## Problem details
Reproduce the records below exactly as they are written.

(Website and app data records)

◆ ◆ ◆ ◆

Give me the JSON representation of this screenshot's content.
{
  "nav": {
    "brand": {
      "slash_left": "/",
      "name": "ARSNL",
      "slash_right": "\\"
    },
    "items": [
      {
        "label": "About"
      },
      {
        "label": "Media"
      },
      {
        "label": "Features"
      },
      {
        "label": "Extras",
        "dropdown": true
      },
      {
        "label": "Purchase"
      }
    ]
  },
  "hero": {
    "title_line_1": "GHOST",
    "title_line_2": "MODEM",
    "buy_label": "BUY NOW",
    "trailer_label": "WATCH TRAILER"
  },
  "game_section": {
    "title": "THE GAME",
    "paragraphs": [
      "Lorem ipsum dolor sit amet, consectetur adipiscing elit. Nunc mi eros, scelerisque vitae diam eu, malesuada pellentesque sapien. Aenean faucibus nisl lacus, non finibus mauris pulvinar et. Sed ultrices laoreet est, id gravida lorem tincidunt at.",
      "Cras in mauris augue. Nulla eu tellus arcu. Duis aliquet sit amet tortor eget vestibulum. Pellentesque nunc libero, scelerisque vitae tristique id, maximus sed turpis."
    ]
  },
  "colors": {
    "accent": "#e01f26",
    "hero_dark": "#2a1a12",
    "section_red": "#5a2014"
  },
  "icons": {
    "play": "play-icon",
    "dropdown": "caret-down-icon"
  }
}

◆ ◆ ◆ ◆

## Written solution
Give me the JSON representation of this screenshot's content.
{
  "nav": {
    "brand": {
      "slash_left": "/",
      "name": "ARSNL",
      "slash_right": "\\"
    },
    "items": [
      {
        "label": "About"
      },
      {
        "label": "Media"
      },
      {
        "label": "Features"
      },
      {
        "label": "Extras",
        "dropdown": true
      },
      {
        "label": "Purchase"
      }
    ]
  },
  "hero": {
    "title_line_1": "GHOST",
    "title_line_2": "MODEM",
    "buy_label": "BUY NOW",
    "trailer_label": "WATCH TRAILER"
  },
  "game_section": {
    "title": "THE GAME",
    "paragraphs": [
      "Lorem ipsum dolor sit amet, consectetur adipiscing elit. Nunc mi eros, scelerisque vitae diam eu, malesuada pellentesque sapien. Aenean faucibus nisl lacus, non finibus mauris pulvinar et. Sed ultrices laoreet est, id gravida lorem tincidunt at.",
      "Cras in mauris augue. Nulla eu tellus arcu. Duis aliquet sit amet tortor eget vestibulum. Pellentesque nunc libero, scelerisque vitae tristique id, maximus sed turpis."
    ]
  },
  "colors": {
    "accent": "#e01f26",
    "hero_dark": "#2a1a12",
    "section_red": "#5a2014"
  },
  "icons": {
    "play": "play-icon",
    "dropdown": "caret-down-icon"
  }
}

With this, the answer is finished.